"It was just a matter of time until things clicked a little bit," Happ said. "That's why we play 162 games and it's a game of adjustments. At the end of the day, it all evens out.

"Look at the back of Tony [Rizzo's] baseball card — it's the same thing every single year. That's how this thing goes. You're gonna have your ups and your downs and I'm just trying to be as consistent as I can. If I can level it out a little bit and be more consistent over a period of time, that'll be better for our team."

So yes, Happ is on the upswing right now and he'll inevitably have more slumps where he strikes out too much and looks lost at the plate.

Such is life for a 23-year-old who is still a week away from his 162nd career MLB game.

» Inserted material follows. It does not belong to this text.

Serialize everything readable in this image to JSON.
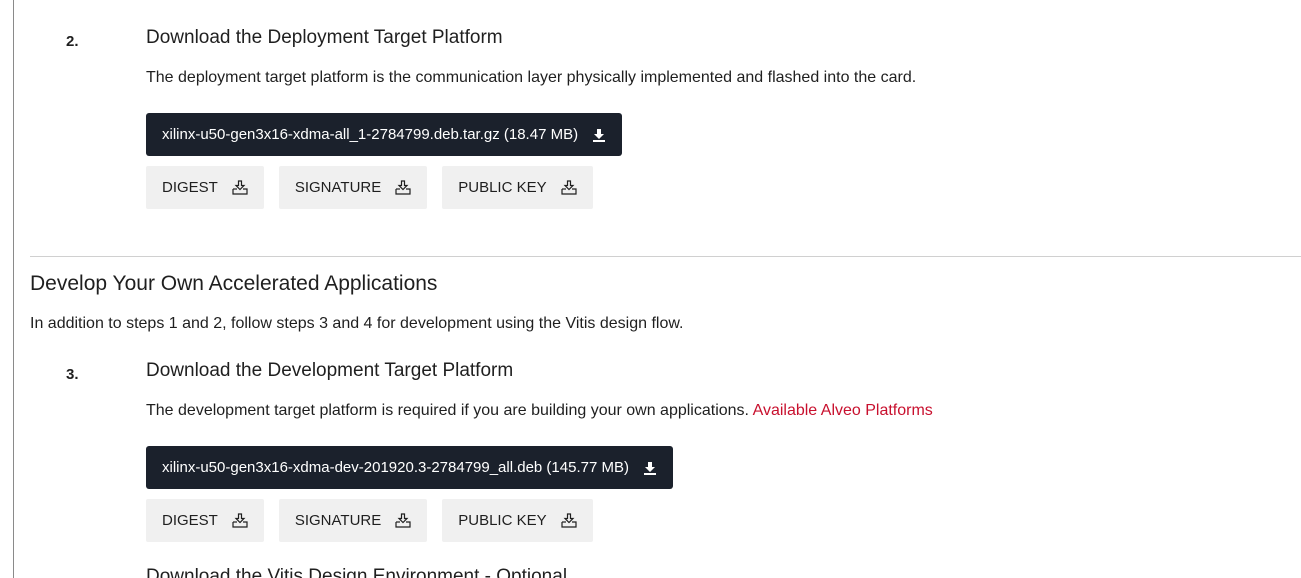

The league had adjusted to Happ and he had to adjust back, which he'd been working hard doing behind the scenes.

"I just try to get him to primarily slow things down," Joe Maddon said. "Try to get him back into left-center. And I did not want to heap a whole lot of at-bats on him. When you're not going good, if you heap too many at-bats on somebody, all of a sudden, that's really hard to dig out of that hole.

"So a lot of conversations — a lot of conversations — but nothing complicated. I like to go the simple side of things. I wanted him to try not to lift the ball intentionally, really organize his strike zone."

Maddon believes Happ had lost sight of his strike zone organization, chasing too many pitches out of the zone — particularly the high fastball.

Now, the Cubs manager sees Happ using his hands more and less of his arms in his swing, working a more precise, compact path to the ball.

The Happ experiment at leadoff was a disaster to begin the year — .186 AVG, .573 OPS and 22 strikeouts in 10 starts there — but all the same tools and rationale exist for why Maddon likes the switch-hitting utiliy player in that spot.

And that's why Happ was leading off Wednesday with both Ben Zobrist and Albert Almora Jr. getting the night off.

"We're gonna find out [if he can stick at leadoff]," Maddon said. "I just thought he's looked better. He's coming off a nice streak on the road trip. [Tuesday night], pinch-hitting. I know the home run's great and of course that's nice.

"But how he got to the pitch that he hit out, to me, was the important thing. Got the two strikes, took the two borderline pitches and then all of a sudden, [the pitcher] came in with a little bit more and he didn't miss it.

"That's the big thing about hitting well, too — when you see your pitch, you don't either take it or foul it off. You don't miss it. He didn't miss it."